Prompt >> Each record that follows must be printed exactly as given.

++++ The records ++++

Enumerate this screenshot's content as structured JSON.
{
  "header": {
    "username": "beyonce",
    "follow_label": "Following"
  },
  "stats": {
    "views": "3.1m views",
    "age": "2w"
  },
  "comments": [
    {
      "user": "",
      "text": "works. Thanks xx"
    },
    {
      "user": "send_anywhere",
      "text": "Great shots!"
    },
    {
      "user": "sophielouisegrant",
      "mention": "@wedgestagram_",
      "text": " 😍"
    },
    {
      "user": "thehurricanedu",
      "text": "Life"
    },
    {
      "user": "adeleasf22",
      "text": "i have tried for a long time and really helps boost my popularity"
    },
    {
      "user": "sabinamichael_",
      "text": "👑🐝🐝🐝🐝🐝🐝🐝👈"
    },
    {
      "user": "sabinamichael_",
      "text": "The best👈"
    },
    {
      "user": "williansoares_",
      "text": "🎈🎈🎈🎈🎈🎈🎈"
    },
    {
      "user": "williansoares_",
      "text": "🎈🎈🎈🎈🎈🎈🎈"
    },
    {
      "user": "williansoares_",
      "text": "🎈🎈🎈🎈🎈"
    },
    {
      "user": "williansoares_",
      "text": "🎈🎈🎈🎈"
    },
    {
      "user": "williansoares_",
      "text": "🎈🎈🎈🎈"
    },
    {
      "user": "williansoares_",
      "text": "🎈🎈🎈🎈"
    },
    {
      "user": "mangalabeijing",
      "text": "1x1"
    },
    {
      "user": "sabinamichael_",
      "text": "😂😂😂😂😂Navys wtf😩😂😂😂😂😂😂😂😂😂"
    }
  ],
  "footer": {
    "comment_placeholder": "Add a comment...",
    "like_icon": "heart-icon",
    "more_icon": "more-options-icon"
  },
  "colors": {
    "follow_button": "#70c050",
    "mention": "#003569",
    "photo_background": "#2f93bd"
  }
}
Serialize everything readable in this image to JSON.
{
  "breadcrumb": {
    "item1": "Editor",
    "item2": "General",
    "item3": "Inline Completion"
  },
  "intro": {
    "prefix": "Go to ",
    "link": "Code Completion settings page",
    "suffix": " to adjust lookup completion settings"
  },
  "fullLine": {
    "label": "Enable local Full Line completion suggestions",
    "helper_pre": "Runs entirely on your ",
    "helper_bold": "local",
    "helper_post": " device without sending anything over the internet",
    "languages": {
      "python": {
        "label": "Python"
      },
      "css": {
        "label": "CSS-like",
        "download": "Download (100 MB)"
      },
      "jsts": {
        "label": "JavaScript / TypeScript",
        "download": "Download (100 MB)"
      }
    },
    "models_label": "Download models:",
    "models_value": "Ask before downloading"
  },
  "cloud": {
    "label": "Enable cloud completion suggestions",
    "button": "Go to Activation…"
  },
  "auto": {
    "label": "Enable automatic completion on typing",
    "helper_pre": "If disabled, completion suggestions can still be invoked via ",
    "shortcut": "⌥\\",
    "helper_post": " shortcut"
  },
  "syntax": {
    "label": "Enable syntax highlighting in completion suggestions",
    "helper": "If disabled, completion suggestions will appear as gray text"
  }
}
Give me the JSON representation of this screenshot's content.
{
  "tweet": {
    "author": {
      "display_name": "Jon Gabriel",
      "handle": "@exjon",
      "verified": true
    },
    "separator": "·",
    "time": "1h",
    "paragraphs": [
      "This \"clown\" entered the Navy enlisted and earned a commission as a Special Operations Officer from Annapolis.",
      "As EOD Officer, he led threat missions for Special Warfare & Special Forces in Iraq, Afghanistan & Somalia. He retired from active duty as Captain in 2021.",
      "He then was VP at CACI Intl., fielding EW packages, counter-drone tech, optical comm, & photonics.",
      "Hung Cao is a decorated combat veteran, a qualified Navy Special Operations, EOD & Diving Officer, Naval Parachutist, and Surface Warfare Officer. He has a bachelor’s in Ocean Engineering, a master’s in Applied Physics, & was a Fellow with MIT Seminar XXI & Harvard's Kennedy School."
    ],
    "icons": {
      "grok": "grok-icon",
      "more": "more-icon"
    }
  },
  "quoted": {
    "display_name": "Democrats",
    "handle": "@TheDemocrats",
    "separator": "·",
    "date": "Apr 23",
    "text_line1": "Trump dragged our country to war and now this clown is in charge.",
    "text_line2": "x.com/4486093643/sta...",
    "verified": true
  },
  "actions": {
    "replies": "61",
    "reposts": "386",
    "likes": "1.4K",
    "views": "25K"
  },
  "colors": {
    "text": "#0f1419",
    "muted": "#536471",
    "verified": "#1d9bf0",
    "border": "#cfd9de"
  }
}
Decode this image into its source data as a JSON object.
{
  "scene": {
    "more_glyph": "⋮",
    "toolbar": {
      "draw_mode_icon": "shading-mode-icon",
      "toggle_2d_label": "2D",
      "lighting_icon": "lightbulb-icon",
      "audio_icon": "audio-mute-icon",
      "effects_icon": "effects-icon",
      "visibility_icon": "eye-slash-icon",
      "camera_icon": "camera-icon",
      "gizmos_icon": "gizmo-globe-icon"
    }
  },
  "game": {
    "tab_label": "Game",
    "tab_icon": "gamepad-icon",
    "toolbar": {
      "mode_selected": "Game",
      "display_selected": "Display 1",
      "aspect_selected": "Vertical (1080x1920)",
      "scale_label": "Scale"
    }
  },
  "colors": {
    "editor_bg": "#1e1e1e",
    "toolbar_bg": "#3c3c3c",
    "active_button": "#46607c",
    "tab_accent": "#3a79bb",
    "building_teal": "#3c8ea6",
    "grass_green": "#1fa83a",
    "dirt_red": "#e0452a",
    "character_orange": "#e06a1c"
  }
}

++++

Solution to this problem >>
Enumerate this screenshot's content as structured JSON.
{
  "header": {
    "username": "beyonce",
    "follow_label": "Following"
  },
  "stats": {
    "views": "3.1m views",
    "age": "2w"
  },
  "comments": [
    {
      "user": "",
      "text": "works. Thanks xx"
    },
    {
      "user": "send_anywhere",
      "text": "Great shots!"
    },
    {
      "user": "sophielouisegrant",
      "mention": "@wedgestagram_",
      "text": " 😍"
    },
    {
      "user": "thehurricanedu",
      "text": "Life"
    },
    {
      "user": "adeleasf22",
      "text": "i have tried for a long time and really helps boost my popularity"
    },
    {
      "user": "sabinamichael_",
      "text": "👑🐝🐝🐝🐝🐝🐝🐝👈"
    },
    {
      "user": "sabinamichael_",
      "text": "The best👈"
    },
    {
      "user": "williansoares_",
      "text": "🎈🎈🎈🎈🎈🎈🎈"
    },
    {
      "user": "williansoares_",
      "text": "🎈🎈🎈🎈🎈🎈🎈"
    },
    {
      "user": "williansoares_",
      "text": "🎈🎈🎈🎈🎈"
    },
    {
      "user": "williansoares_",
      "text": "🎈🎈🎈🎈"
    },
    {
      "user": "williansoares_",
      "text": "🎈🎈🎈🎈"
    },
    {
      "user": "williansoares_",
      "text": "🎈🎈🎈🎈"
    },
    {
      "user": "mangalabeijing",
      "text": "1x1"
    },
    {
      "user": "sabinamichael_",
      "text": "😂😂😂😂😂Navys wtf😩😂😂😂😂😂😂😂😂😂"
    }
  ],
  "footer": {
    "comment_placeholder": "Add a comment...",
    "like_icon": "heart-icon",
    "more_icon": "more-options-icon"
  },
  "colors": {
    "follow_button": "#70c050",
    "mention": "#003569",
    "photo_background": "#2f93bd"
  }
}
Serialize everything readable in this image to JSON.
{
  "breadcrumb": {
    "item1": "Editor",
    "item2": "General",
    "item3": "Inline Completion"
  },
  "intro": {
    "prefix": "Go to ",
    "link": "Code Completion settings page",
    "suffix": " to adjust lookup completion settings"
  },
  "fullLine": {
    "label": "Enable local Full Line completion suggestions",
    "helper_pre": "Runs entirely on your ",
    "helper_bold": "local",
    "helper_post": " device without sending anything over the internet",
    "languages": {
      "python": {
        "label": "Python"
      },
      "css": {
        "label": "CSS-like",
        "download": "Download (100 MB)"
      },
      "jsts": {
        "label": "JavaScript / TypeScript",
        "download": "Download (100 MB)"
      }
    },
    "models_label": "Download models:",
    "models_value": "Ask before downloading"
  },
  "cloud": {
    "label": "Enable cloud completion suggestions",
    "button": "Go to Activation…"
  },
  "auto": {
    "label": "Enable automatic completion on typing",
    "helper_pre": "If disabled, completion suggestions can still be invoked via ",
    "shortcut": "⌥\\",
    "helper_post": " shortcut"
  },
  "syntax": {
    "label": "Enable syntax highlighting in completion suggestions",
    "helper": "If disabled, completion suggestions will appear as gray text"
  }
}
Give me the JSON representation of this screenshot's content.
{
  "tweet": {
    "author": {
      "display_name": "Jon Gabriel",
      "handle": "@exjon",
      "verified": true
    },
    "separator": "·",
    "time": "1h",
    "paragraphs": [
      "This \"clown\" entered the Navy enlisted and earned a commission as a Special Operations Officer from Annapolis.",
      "As EOD Officer, he led threat missions for Special Warfare & Special Forces in Iraq, Afghanistan & Somalia. He retired from active duty as Captain in 2021.",
      "He then was VP at CACI Intl., fielding EW packages, counter-drone tech, optical comm, & photonics.",
      "Hung Cao is a decorated combat veteran, a qualified Navy Special Operations, EOD & Diving Officer, Naval Parachutist, and Surface Warfare Officer. He has a bachelor’s in Ocean Engineering, a master’s in Applied Physics, & was a Fellow with MIT Seminar XXI & Harvard's Kennedy School."
    ],
    "icons": {
      "grok": "grok-icon",
      "more": "more-icon"
    }
  },
  "quoted": {
    "display_name": "Democrats",
    "handle": "@TheDemocrats",
    "separator": "·",
    "date": "Apr 23",
    "text_line1": "Trump dragged our country to war and now this clown is in charge.",
    "text_line2": "x.com/4486093643/sta...",
    "verified": true
  },
  "actions": {
    "replies": "61",
    "reposts": "386",
    "likes": "1.4K",
    "views": "25K"
  },
  "colors": {
    "text": "#0f1419",
    "muted": "#536471",
    "verified": "#1d9bf0",
    "border": "#cfd9de"
  }
}
Decode this image into its source data as a JSON object.
{
  "scene": {
    "more_glyph": "⋮",
    "toolbar": {
      "draw_mode_icon": "shading-mode-icon",
      "toggle_2d_label": "2D",
      "lighting_icon": "lightbulb-icon",
      "audio_icon": "audio-mute-icon",
      "effects_icon": "effects-icon",
      "visibility_icon": "eye-slash-icon",
      "camera_icon": "camera-icon",
      "gizmos_icon": "gizmo-globe-icon"
    }
  },
  "game": {
    "tab_label": "Game",
    "tab_icon": "gamepad-icon",
    "toolbar": {
      "mode_selected": "Game",
      "display_selected": "Display 1",
      "aspect_selected": "Vertical (1080x1920)",
      "scale_label": "Scale"
    }
  },
  "colors": {
    "editor_bg": "#1e1e1e",
    "toolbar_bg": "#3c3c3c",
    "active_button": "#46607c",
    "tab_accent": "#3a79bb",
    "building_teal": "#3c8ea6",
    "grass_green": "#1fa83a",
    "dirt_red": "#e0452a",
    "character_orange": "#e06a1c"
  }
}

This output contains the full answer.